If there were a small criticism, it might be that Verdi’s classic, being heavily weighted in the brass and woodwind section, occasionally outperforms the voices on stage. The opera is scored for four horns, two trumpets and three trombones, and the occasional brassy overload was I think more due to the acoustic shortcomings of sitting in the Dress Circle in the Festival Theatre. This is not the Roman Théâtre Antique d’Orange, or El Liceu of Barcelona, and the sound from the orchestra rather bounces out from the pit, rather than filling the auditorium uniformly. But this was a very minor issue – there was so much to enjoy.
The programme for the performance is worth obtaining, not least as it contains a very coherent and well structured synopsis, along with interesting background material on Verdi and a great piece entitled ‘History of Drink in Opera‘. Supertitles above the stage are provided to help those who, like me, don’t speak Italian, follow the story. Occasionally this is a slight cognitive overload – it was always a shame to drag your eyes away even momentarily from a superbly lit visual feast on stage. The story is perhaps one of the best known in Opera, with La traviata consistently being one of the most performed works in the world, but pre-knoweldge of the story is not a requirement for full enjoyment of this performance. My companion on the evening did not know the story of La Traviata, but thanks to the supertitles, had no questions during either of the two intervals.
With a large orchestra (two for this production), numerous performers and the chorus, an evening at the Opera is never inexpensive, but tickets for Edinburgh range from £19.50- £84.50. Bearing in mind the news I heard today that tickets for SPL football matches now range from £19.00 to £49.00, I think that we can be grateful to the many corporate and individual sponsors and supporters of Scottish Opera that prices are so reasonable.
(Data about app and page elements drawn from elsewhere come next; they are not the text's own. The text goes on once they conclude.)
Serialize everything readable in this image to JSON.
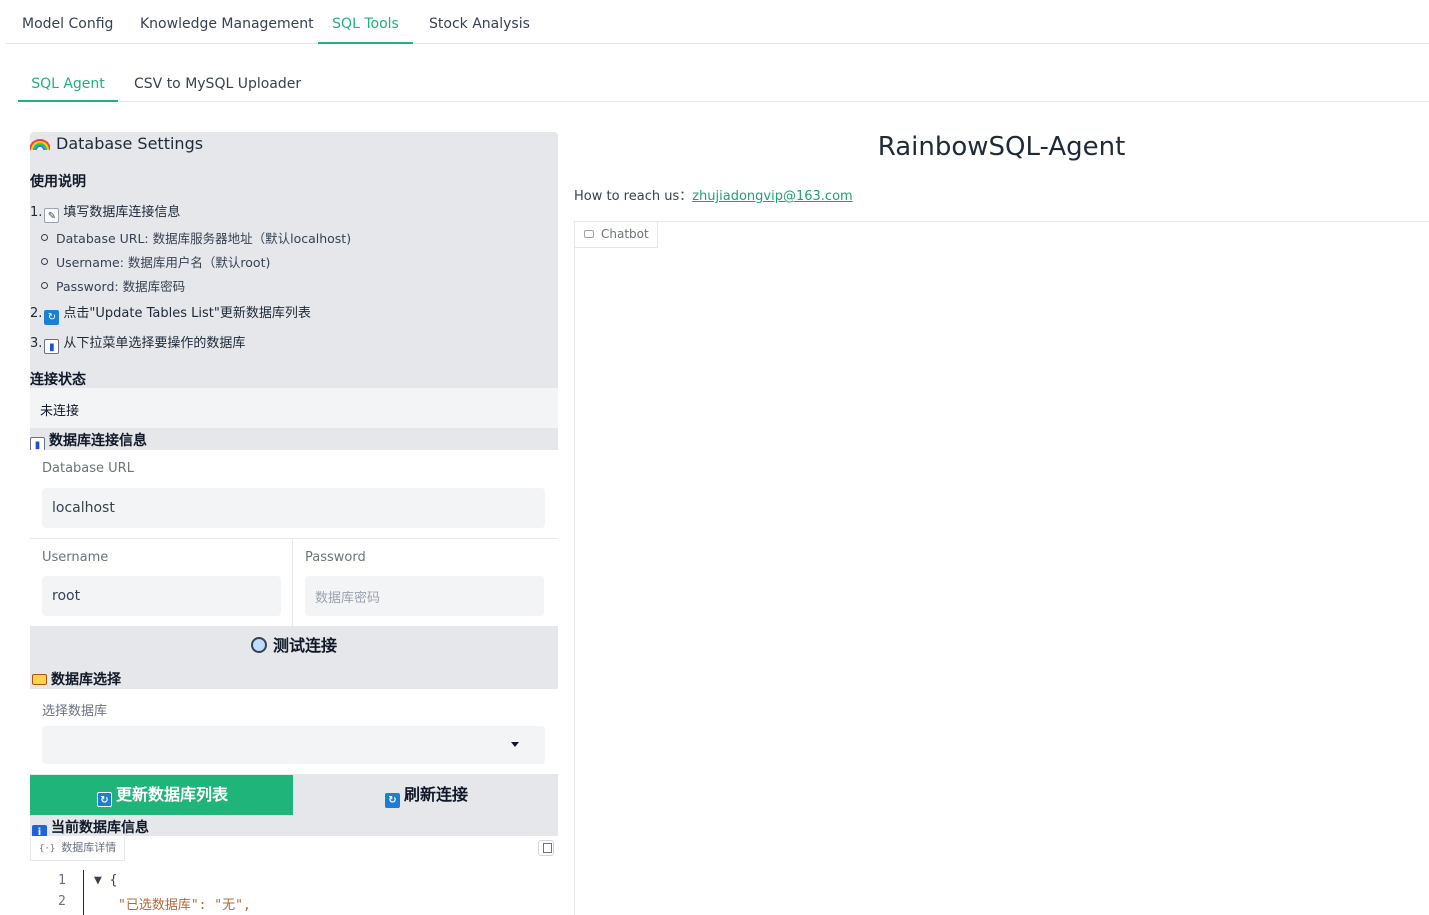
{
  "top_tabs": [
    "Model Config",
    "Knowledge Management",
    "SQL Tools",
    "Stock Analysis"
  ],
  "sub_tabs": [
    "SQL Agent",
    "CSV to MySQL Uploader"
  ],
  "settings": {
    "title": "Database Settings",
    "usage_heading": "使用说明",
    "step1": "1.",
    "step1_text": "填写数据库连接信息",
    "bullets": [
      "Database URL: 数据库服务器地址（默认localhost)",
      "Username: 数据库用户名（默认root)",
      "Password: 数据库密码"
    ],
    "step2": "2.",
    "step2_text": "点击\"Update Tables List\"更新数据库列表",
    "step3": "3.",
    "step3_text": "从下拉菜单选择要操作的数据库",
    "status_heading": "连接状态",
    "status_value": "未连接",
    "conn_heading": "数据库连接信息",
    "url_label": "Database URL",
    "url_value": "localhost",
    "user_label": "Username",
    "user_value": "root",
    "pass_label": "Password",
    "pass_placeholder": "数据库密码",
    "test_button": "测试连接",
    "select_heading": "数据库选择",
    "select_label": "选择数据库",
    "select_value": "",
    "update_button": "更新数据库列表",
    "refresh_button": "刷新连接",
    "info_heading": "当前数据库信息",
    "json_label": "数据库详情",
    "json_lines": [
      "▼ {",
      "\"已选数据库\": \"无\","
    ],
    "line_numbers": [
      "1",
      "2"
    ]
  },
  "main": {
    "title": "RainbowSQL-Agent",
    "reach_label": "How to reach us：",
    "reach_email": "zhujiadongvip@163.com",
    "chatbot_label": "Chatbot"
  },
  "colors": {
    "accent": "#22b07d",
    "update_button_bg": "#1fb57a"
  },
  "icons": [
    "rainbow-icon",
    "memo-icon",
    "refresh-icon",
    "bar-chart-icon",
    "magnifier-icon",
    "folder-icon",
    "info-icon",
    "copy-icon",
    "chat-icon",
    "dropdown-arrow-icon"
  ]
}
To put this into perspective, if you want to enjoy Semiramide at the Royal Opera House in London this weekend, your choice of seats goes from a minimum of £91.00 to an eye-watering £245.00. And their interval ice cream is not half as good.
Should I see this production?
If you are in any doubt about coming to see this performance, let me put any doubt in your mind to rest. Come. Come along with your partner, your best friends, dress up a little if you want, have a few slurps during the intervals and you will have a really fantastic evening. As I write this review, I’m listening to La traviata once again on Spotify, and it simply reminds me of how much more wonderful Opera is to experience in the flesh. From the tense hush that descends when the lights first go down, to the lavish spectacle of the costumes and set, it’s electrifying to have the sound of human voices and a live orchestra filling your ears with some of the most beautiful and iconic music ever created. It’s absolutely gorgeous. Come and see this.
Festival Theatre Edinburgh
15, 21, 23, 25 Nov 2017 7.15pm | Matinee 19 Nov 3pm |
Theatre Royal, Glasgow
28, 30 Nov ; 2 Dec 7:15pm
- Scottish Opera are commendably offering inexpensive introductions to their work with Opera Unwrapped at just £5 – the next is tonight in Edinburgh on Thursday 16th November at 6pm, and also have pre-show talks – for Edinburgh it’s on Saturday 25th November at 6pm. A special note if you’re going to this performance in Glasgow – the 28th of November is the 150th anniversary of the Theatre Royal – so it should be a fantastic occasion.